If you run a startup, you’ve probably already fantasized about being acquired. And that's okay. Sometimes you have to indulge the fantasy to help get you through the grudgery of getting there.

You also have to establish healthy physical, mental and professional habits and outlooks early on, so that when M&A overtures do begin, you’re more than ready. Some of your hardest days as an entrepreneur will happen between that first email from a suitor and shareholder approval, 12 to 18 months later.

I honestly wonder if I would have made it with my sanity (not to mention the deal) intact, had I not developed the following practices long before that first overture from AVG (which acquired my company, Location Labs, for $220 million last fall).

1. Take care of yourself.

By the time the year-long M&A process began, my daily routine of waking early, running and taking an ice bath (really clears the head!) was second nature to me I ate well, maximized REM sleep, made time for play. And that year still pushed me to every one of my limits. This wasn’t because AVG was particularly difficult to work with; it wasn't. But even if the marathon you’re running is all downhill, it’s still a marathon. You’ll collapse if your mind and body are malnourished and flabby.

So, don’t wait to train, until you’re shopping your company. By then, the starter pistol will already have gone off, and you’ll never catch your breath.

2. Cultivate loyalty.

You may think your company’s value is its revenue or customers or product, but those are just the result of work done by your most valuable asset: your employees.

Your acquirer will want you to keep doing what you did to become so desirable in the first place. So you’ll need everyone moving forward together. Your employees will be shocked, worried and excited when you announce. These people, who have made this incredible milestone possible, will stay if they already trust you and already feel valued. So, be trustworthy from day one, by rewarding employees who perform. Promote from within, and stand by your people during hard times and life changes. Loyalty is a two-way street. And without employees, there’s no company.

3. Have a sense of humor.

At 2 in the morning, when you’re pacing your office, ranting like the hothead you can be (what can I say, I’m Greek), and your senior staff are saying, “Don’t send that email,” listen. Also, make sure you can laugh at yourself along with them, 10 minutes later.

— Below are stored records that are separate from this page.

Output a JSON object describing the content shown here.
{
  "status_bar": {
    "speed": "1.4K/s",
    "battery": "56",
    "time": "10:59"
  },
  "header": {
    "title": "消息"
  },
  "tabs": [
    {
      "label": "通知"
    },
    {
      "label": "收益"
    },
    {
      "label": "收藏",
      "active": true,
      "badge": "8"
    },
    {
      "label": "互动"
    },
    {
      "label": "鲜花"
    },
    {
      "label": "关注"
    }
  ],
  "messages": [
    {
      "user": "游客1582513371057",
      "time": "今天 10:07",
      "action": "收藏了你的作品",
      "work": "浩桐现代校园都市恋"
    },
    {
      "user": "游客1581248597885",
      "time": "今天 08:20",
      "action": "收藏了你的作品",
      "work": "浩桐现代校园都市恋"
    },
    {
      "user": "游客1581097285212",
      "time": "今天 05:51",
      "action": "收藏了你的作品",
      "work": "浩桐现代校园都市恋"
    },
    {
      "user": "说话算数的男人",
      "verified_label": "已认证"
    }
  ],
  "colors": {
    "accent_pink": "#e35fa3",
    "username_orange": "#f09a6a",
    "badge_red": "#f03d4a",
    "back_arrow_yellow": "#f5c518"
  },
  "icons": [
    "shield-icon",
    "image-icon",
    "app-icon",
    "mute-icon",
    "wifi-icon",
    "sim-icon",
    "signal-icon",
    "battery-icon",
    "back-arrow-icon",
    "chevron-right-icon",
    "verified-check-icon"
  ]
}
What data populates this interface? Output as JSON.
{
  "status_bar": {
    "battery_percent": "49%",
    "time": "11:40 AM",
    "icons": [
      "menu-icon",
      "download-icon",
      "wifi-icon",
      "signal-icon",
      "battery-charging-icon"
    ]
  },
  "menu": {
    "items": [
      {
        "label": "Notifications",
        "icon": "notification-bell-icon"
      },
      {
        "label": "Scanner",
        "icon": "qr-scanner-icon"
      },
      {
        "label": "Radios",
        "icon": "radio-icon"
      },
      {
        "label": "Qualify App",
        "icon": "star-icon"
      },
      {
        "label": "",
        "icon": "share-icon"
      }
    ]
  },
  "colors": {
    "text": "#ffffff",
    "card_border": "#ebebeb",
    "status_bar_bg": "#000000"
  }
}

Never underestimate the intensity and unpredictability of the M&A emotional wringer. Your company is your baby. And people will be putting a price tag on it. If you think you’ll never get defensive, you’re kidding yourself. You need a VP, finance head and COO who will correct your perspective, check your ego and crack good jokes.

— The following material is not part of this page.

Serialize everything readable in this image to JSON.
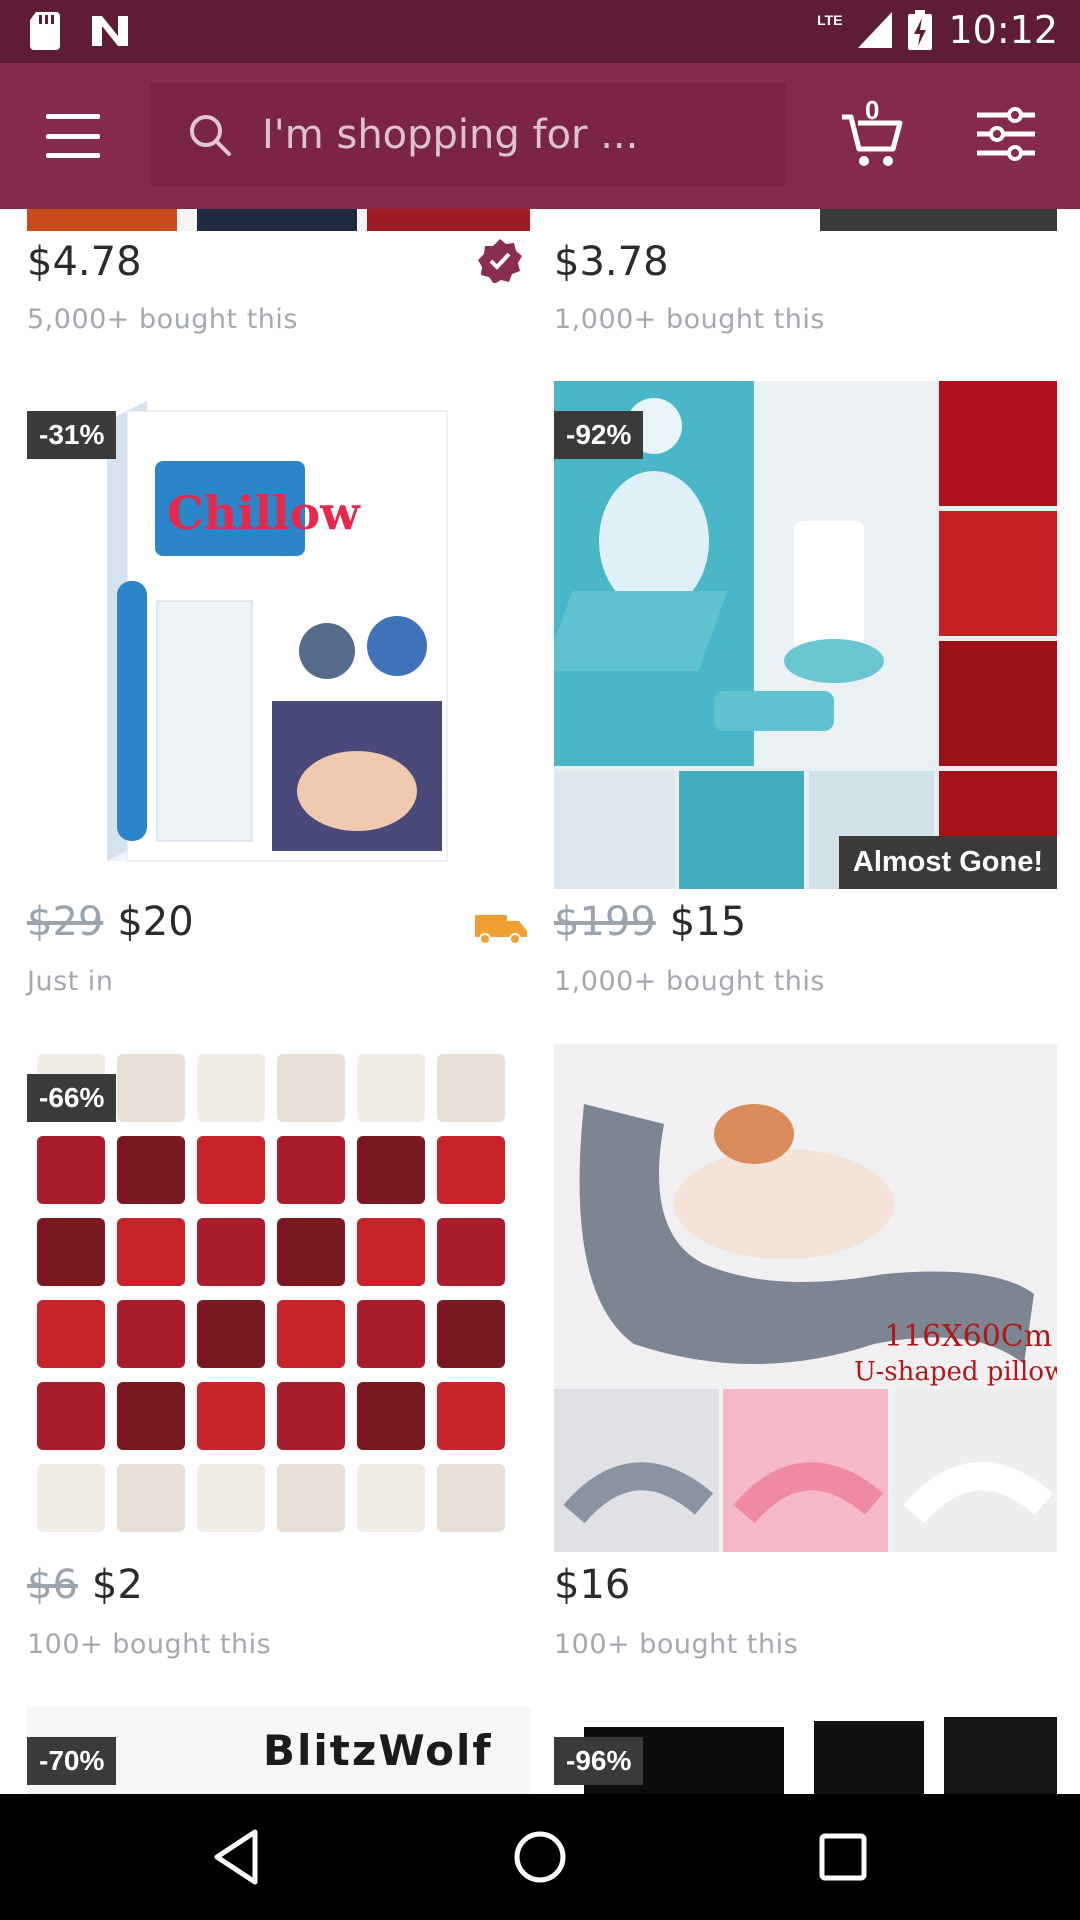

4. Remember your responsibility.

If you care only about investors, you’re doing it wrong. Your job is to lead the organizational family you’ve built. If the deal fails, people’s mortgages and health insurance may fail, as well. And if the deal succeeds, your team has every right to count on you to keep leading. Your responsibility is to live up to that honor.

For employees, the end of M&A is the beginning of new roles, rules and routines. To respect yourself, post-acquisition, as a person, never mind as the CEO, you must come through for your employees. Acquisition isn’t just about money. There is no price tag on acting with integrity.

5. Trust your gut.

Venture capitalists can be angels or demons. The right backers will actually believe in you, as DFJ’s Andreas Stavropoulos and BlueRun Ventures’ Kwan Yoon. have They have supported us through every up and down of the last decade. So, beware of investors with inflated expectations or disrespectful attitudes.

Still, even the best investors won’t have your instinct for the right buyer, time and offer. I have a friend who founded a company, was appointed chief strategy officer by the board and then turned down a $200 million offer. He knew he should’ve taken it. But, instead of paying attention to that prickly feeling at the back of his neck, he listened to the replacement CEO, who just wanted to keep his job. The board wanted to hold out for an impossibly high price, the market changed and the company sold for barely a tenth of that.

Bottom line: Don’t be overpowered by VCs. No one can know better than you when to take the offer. This is your moment, so own it.